§ **Exercise objective**
Please restate the entries verbatim. The copy should hold no pictures.

§ **Material for this exercise**
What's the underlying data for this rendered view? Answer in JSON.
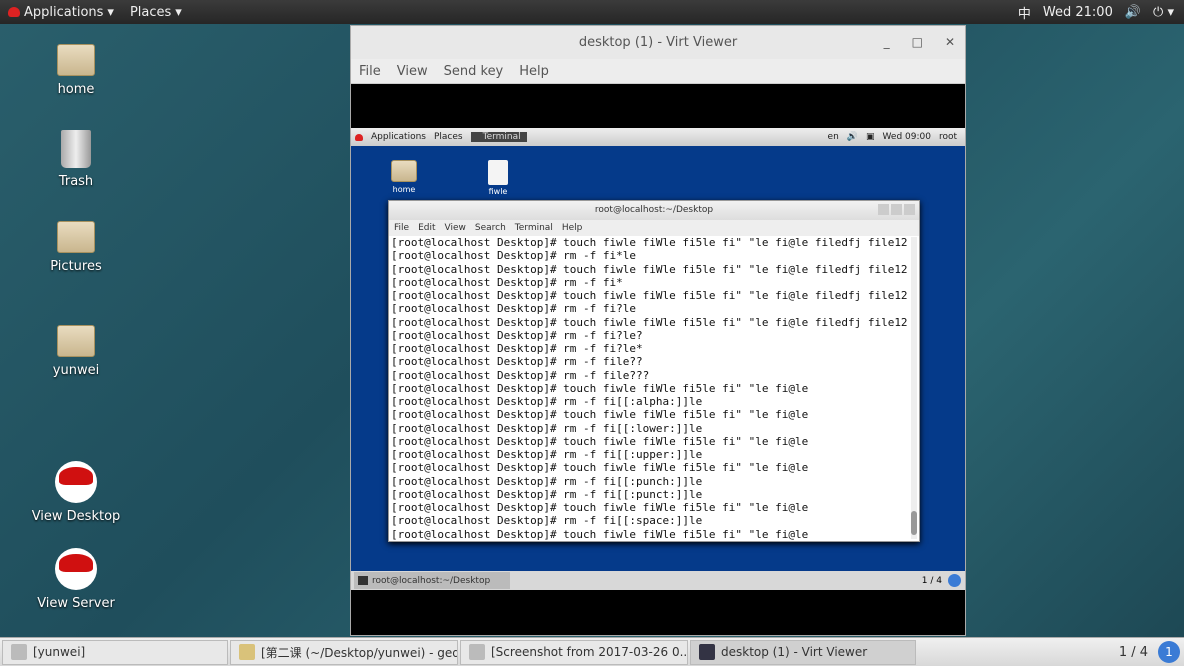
{
  "topbar": {
    "applications": "Applications",
    "places": "Places",
    "input_method": "中",
    "clock": "Wed 21:00"
  },
  "desktop_icons": [
    {
      "label": "home"
    },
    {
      "label": "Trash"
    },
    {
      "label": "Pictures"
    },
    {
      "label": "yunwei"
    },
    {
      "label": "View Desktop"
    },
    {
      "label": "View Server"
    }
  ],
  "viewer": {
    "title": "desktop (1) - Virt Viewer",
    "menu": [
      "File",
      "View",
      "Send key",
      "Help"
    ]
  },
  "guest": {
    "topbar": {
      "applications": "Applications",
      "places": "Places",
      "task": "Terminal",
      "lang": "en",
      "clock": "Wed 09:00",
      "user": "root"
    },
    "icons": [
      {
        "label": "home"
      },
      {
        "label": "fiwle"
      }
    ],
    "terminal": {
      "title": "root@localhost:~/Desktop",
      "menu": [
        "File",
        "Edit",
        "View",
        "Search",
        "Terminal",
        "Help"
      ],
      "lines": [
        "[root@localhost Desktop]# touch fiwle fiWle fi5le fi\" \"le fi@le filedfj file12",
        "[root@localhost Desktop]# rm -f fi*le",
        "[root@localhost Desktop]# touch fiwle fiWle fi5le fi\" \"le fi@le filedfj file12",
        "[root@localhost Desktop]# rm -f fi*",
        "[root@localhost Desktop]# touch fiwle fiWle fi5le fi\" \"le fi@le filedfj file12",
        "[root@localhost Desktop]# rm -f fi?le",
        "[root@localhost Desktop]# touch fiwle fiWle fi5le fi\" \"le fi@le filedfj file12",
        "[root@localhost Desktop]# rm -f fi?le?",
        "[root@localhost Desktop]# rm -f fi?le*",
        "[root@localhost Desktop]# rm -f file??",
        "[root@localhost Desktop]# rm -f file???",
        "[root@localhost Desktop]# touch fiwle fiWle fi5le fi\" \"le fi@le",
        "[root@localhost Desktop]# rm -f fi[[:alpha:]]le",
        "[root@localhost Desktop]# touch fiwle fiWle fi5le fi\" \"le fi@le",
        "[root@localhost Desktop]# rm -f fi[[:lower:]]le",
        "[root@localhost Desktop]# touch fiwle fiWle fi5le fi\" \"le fi@le",
        "[root@localhost Desktop]# rm -f fi[[:upper:]]le",
        "[root@localhost Desktop]# touch fiwle fiWle fi5le fi\" \"le fi@le",
        "[root@localhost Desktop]# rm -f fi[[:punch:]]le",
        "[root@localhost Desktop]# rm -f fi[[:punct:]]le",
        "[root@localhost Desktop]# touch fiwle fiWle fi5le fi\" \"le fi@le",
        "[root@localhost Desktop]# rm -f fi[[:space:]]le",
        "[root@localhost Desktop]# touch fiwle fiWle fi5le fi\" \"le fi@le"
      ]
    },
    "bottombar": {
      "task": "root@localhost:~/Desktop",
      "workspace": "1 / 4"
    }
  },
  "taskbar": {
    "items": [
      "[yunwei]",
      "[第二课 (~/Desktop/yunwei) - ged...",
      "[Screenshot from 2017-03-26 0...",
      "desktop (1) - Virt Viewer"
    ],
    "workspace": "1 / 4"
  }
}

§ **Exercise solution**
What's the underlying data for this rendered view? Answer in JSON.
{
  "topbar": {
    "applications": "Applications",
    "places": "Places",
    "input_method": "中",
    "clock": "Wed 21:00"
  },
  "desktop_icons": [
    {
      "label": "home"
    },
    {
      "label": "Trash"
    },
    {
      "label": "Pictures"
    },
    {
      "label": "yunwei"
    },
    {
      "label": "View Desktop"
    },
    {
      "label": "View Server"
    }
  ],
  "viewer": {
    "title": "desktop (1) - Virt Viewer",
    "menu": [
      "File",
      "View",
      "Send key",
      "Help"
    ]
  },
  "guest": {
    "topbar": {
      "applications": "Applications",
      "places": "Places",
      "task": "Terminal",
      "lang": "en",
      "clock": "Wed 09:00",
      "user": "root"
    },
    "icons": [
      {
        "label": "home"
      },
      {
        "label": "fiwle"
      }
    ],
    "terminal": {
      "title": "root@localhost:~/Desktop",
      "menu": [
        "File",
        "Edit",
        "View",
        "Search",
        "Terminal",
        "Help"
      ],
      "lines": [
        "[root@localhost Desktop]# touch fiwle fiWle fi5le fi\" \"le fi@le filedfj file12",
        "[root@localhost Desktop]# rm -f fi*le",
        "[root@localhost Desktop]# touch fiwle fiWle fi5le fi\" \"le fi@le filedfj file12",
        "[root@localhost Desktop]# rm -f fi*",
        "[root@localhost Desktop]# touch fiwle fiWle fi5le fi\" \"le fi@le filedfj file12",
        "[root@localhost Desktop]# rm -f fi?le",
        "[root@localhost Desktop]# touch fiwle fiWle fi5le fi\" \"le fi@le filedfj file12",
        "[root@localhost Desktop]# rm -f fi?le?",
        "[root@localhost Desktop]# rm -f fi?le*",
        "[root@localhost Desktop]# rm -f file??",
        "[root@localhost Desktop]# rm -f file???",
        "[root@localhost Desktop]# touch fiwle fiWle fi5le fi\" \"le fi@le",
        "[root@localhost Desktop]# rm -f fi[[:alpha:]]le",
        "[root@localhost Desktop]# touch fiwle fiWle fi5le fi\" \"le fi@le",
        "[root@localhost Desktop]# rm -f fi[[:lower:]]le",
        "[root@localhost Desktop]# touch fiwle fiWle fi5le fi\" \"le fi@le",
        "[root@localhost Desktop]# rm -f fi[[:upper:]]le",
        "[root@localhost Desktop]# touch fiwle fiWle fi5le fi\" \"le fi@le",
        "[root@localhost Desktop]# rm -f fi[[:punch:]]le",
        "[root@localhost Desktop]# rm -f fi[[:punct:]]le",
        "[root@localhost Desktop]# touch fiwle fiWle fi5le fi\" \"le fi@le",
        "[root@localhost Desktop]# rm -f fi[[:space:]]le",
        "[root@localhost Desktop]# touch fiwle fiWle fi5le fi\" \"le fi@le"
      ]
    },
    "bottombar": {
      "task": "root@localhost:~/Desktop",
      "workspace": "1 / 4"
    }
  },
  "taskbar": {
    "items": [
      "[yunwei]",
      "[第二课 (~/Desktop/yunwei) - ged...",
      "[Screenshot from 2017-03-26 0...",
      "desktop (1) - Virt Viewer"
    ],
    "workspace": "1 / 4"
  }
}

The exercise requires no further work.